# Items from an interface collection
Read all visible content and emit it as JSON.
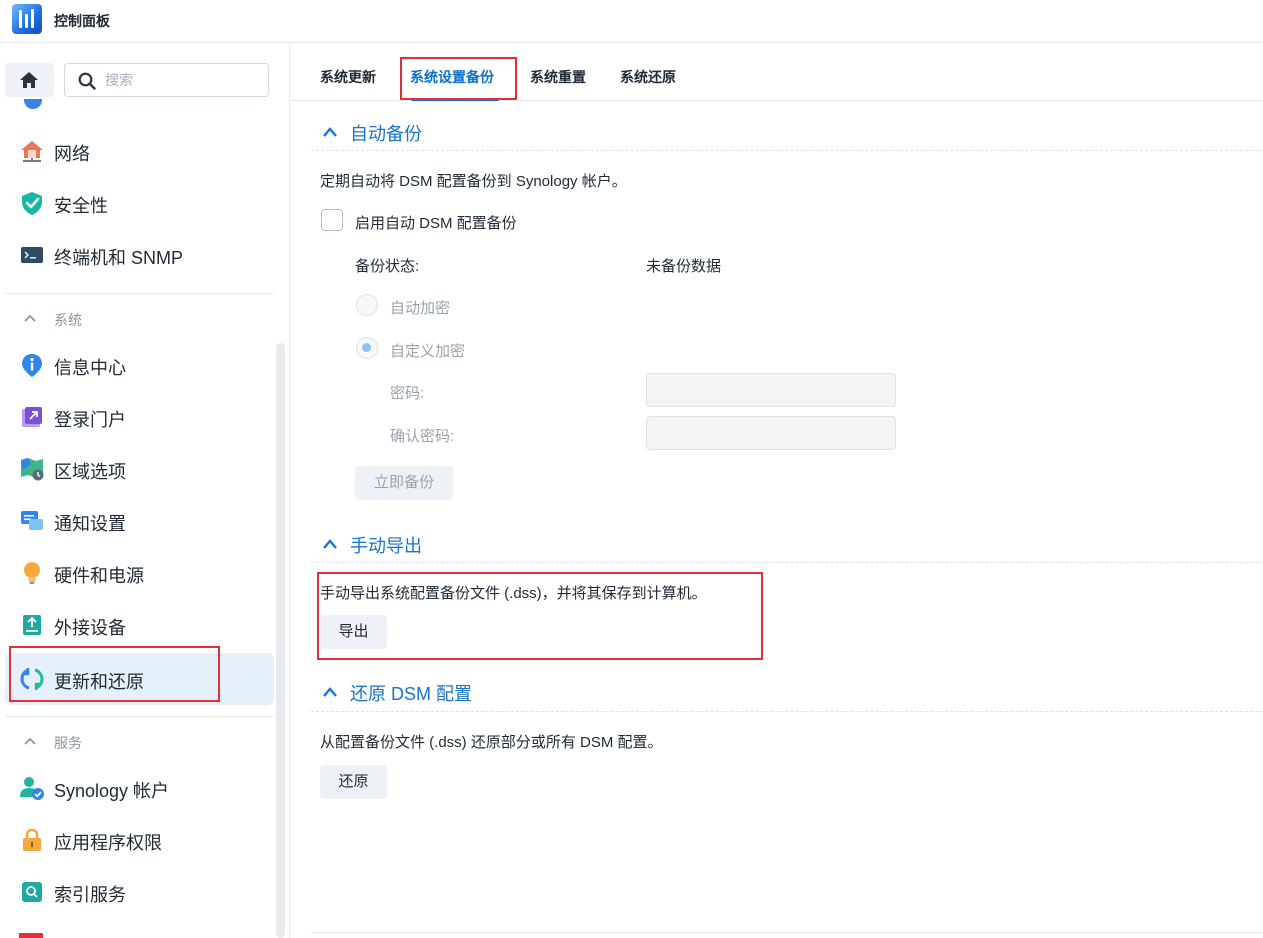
{
  "window": {
    "title": "控制面板"
  },
  "search": {
    "placeholder": "搜索"
  },
  "sidebar": {
    "top_items": [
      {
        "label": "网络",
        "icon": "network-house-icon"
      },
      {
        "label": "安全性",
        "icon": "shield-check-icon"
      },
      {
        "label": "终端机和 SNMP",
        "icon": "terminal-icon"
      }
    ],
    "section_system": "系统",
    "system_items": [
      {
        "label": "信息中心",
        "icon": "info-icon"
      },
      {
        "label": "登录门户",
        "icon": "login-portal-icon"
      },
      {
        "label": "区域选项",
        "icon": "regional-map-icon"
      },
      {
        "label": "通知设置",
        "icon": "notification-chat-icon"
      },
      {
        "label": "硬件和电源",
        "icon": "lightbulb-icon"
      },
      {
        "label": "外接设备",
        "icon": "external-device-icon"
      },
      {
        "label": "更新和还原",
        "icon": "update-restore-icon",
        "active": true
      }
    ],
    "section_services": "服务",
    "service_items": [
      {
        "label": "Synology 帐户",
        "icon": "synology-account-icon"
      },
      {
        "label": "应用程序权限",
        "icon": "lock-icon"
      },
      {
        "label": "索引服务",
        "icon": "index-search-icon"
      }
    ]
  },
  "tabs": [
    {
      "label": "系统更新"
    },
    {
      "label": "系统设置备份",
      "active": true
    },
    {
      "label": "系统重置"
    },
    {
      "label": "系统还原"
    }
  ],
  "auto_backup": {
    "title": "自动备份",
    "description": "定期自动将 DSM 配置备份到 Synology 帐户。",
    "enable_label": "启用自动 DSM 配置备份",
    "enabled": false,
    "status_label": "备份状态:",
    "status_value": "未备份数据",
    "radio_auto": "自动加密",
    "radio_custom": "自定义加密",
    "password_label": "密码:",
    "confirm_password_label": "确认密码:",
    "backup_now_button": "立即备份"
  },
  "manual_export": {
    "title": "手动导出",
    "description": "手动导出系统配置备份文件 (.dss)，并将其保存到计算机。",
    "export_button": "导出"
  },
  "restore": {
    "title": "还原 DSM 配置",
    "description": "从配置备份文件 (.dss) 还原部分或所有 DSM 配置。",
    "restore_button": "还原"
  },
  "colors": {
    "accent": "#0a72cc",
    "section_title": "#1a74c9",
    "highlight": "#e0313b",
    "active_bg": "#e6f0fb"
  }
}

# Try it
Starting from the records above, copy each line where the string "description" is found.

# Problem solution
    "description": "定期自动将 DSM 配置备份到 Synology 帐户。",
    "description": "手动导出系统配置备份文件 (.dss)，并将其保存到计算机。",
    "description": "从配置备份文件 (.dss) 还原部分或所有 DSM 配置。",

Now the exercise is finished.